“During India’s ongoing G20 Presidency, participation from Africa is the highest ever,” stated the Permanent Representative of India to the UN, Ambassador Ruchira Kamboj. The Ambassador pointed this out while she was addressing the ECOSOC Forum on Financing for Development 2023.
The G20’s focus on Africa has been consistent in recent years. However, India’s G20 Presidency is very unique given India’s track record of amplifying the voice and concerns of the Global South and developing countries. Additionally, the numerous G20 meetings being held in India are also striving to address the challenges of Global South and the world in general. India, with its ‘Voice of the Global South Summit’ and other measures, has managed to provide a larger representation of the issues, concerns, and aspirations of the African region.
The Voice of the Global South Summit, which managed to bring together 125 countries of the Global South, was an important event aimed at involving countries that are not part of the G20 but their concerns and aspirations needed to be addressed. The summit sent out an important message about India’s commitment to inclusiveness and the guiding principle of “Vasudhaiva Kutumbakam”- “One Earth, One Family, One Future.” India’s priorities, such as inclusive digital infrastructure and climate change, and the various issues it is deliberating, such as multilateral reforms, food and energy security, counter- terrorism, new and emerging threats, global skill mapping, and disaster risk reduction, among others, are of particular interest for the African region.
Notably, the developments undertaken in the health and education domains by the G20 are also significant for African nations. Prioritising reforms of multilateral development banks is yet another issue that is crucial for India and the Global South. Further, as said by Ambassador Ruchira Kamboj, “Digital technology can be a key tool for inclusion, advance governance, better service delivery and promote inclusion of all sections of society.” The G20 has been working on Digital Public Infrastructure and Digital Skilling as key priority areas.
Africa represents the voice of around 1.37 billion people, and leaving them out of the decision-making table is one way or another detrimental to global sustainable economic growth.
Thriving partnership and shared strong civilizational and historical links
India and Africa have had a long and thriving partnership and shared strong civilizational and historical links. Anti-colonial solidarity, diasporic goodwill, and the principle of ‘South-South’ cooperation, among others, are also playing a significant role in strengthening the partnership between India and the African continent.
The statement made by EAM Dr. S. Jaishankar that India believes Africa’s growth and progress is intrinsic to global rebalancing itself justifies that African development is significant for India’s Foreign Policy.
Notably, India’s engagement with Africa has been consistent and regular in recent years.
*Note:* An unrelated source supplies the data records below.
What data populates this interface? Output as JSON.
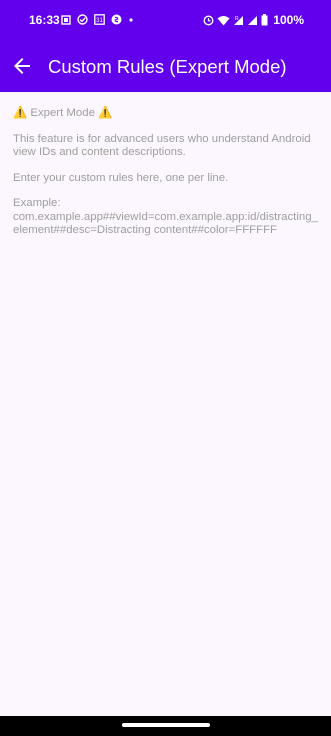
{
  "status_bar": {
    "time": "16:33",
    "battery": "100%",
    "left_icons": [
      "screenshot-icon",
      "check-circle-icon",
      "calendar-31-icon",
      "shazam-icon",
      "dot-icon"
    ],
    "right_icons": [
      "alarm-icon",
      "wifi-icon",
      "signal-r-icon",
      "signal-icon",
      "battery-icon"
    ]
  },
  "app_bar": {
    "title": "Custom Rules (Expert Mode)",
    "background": "#6200ee"
  },
  "content": {
    "heading": "⚠️ Expert Mode ⚠️",
    "para1": "This feature is for advanced users who understand Android view IDs and content descriptions.",
    "para2": "Enter your custom rules here, one per line.",
    "example_label": "Example:",
    "example_text": "com.example.app##viewId=com.example.app:id/distracting_element##desc=Distracting content##color=FFFFFF"
  }
}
India allocated Rs 250 Crore for African countries in its Budget 2023-24. Further, India’s bilateral trade with Africa is around USD 89.5 billion in 2021–22, and its cumulative investments are USD 73.9 billion from 1996-2021, thereby making India among the top five investors in Africa.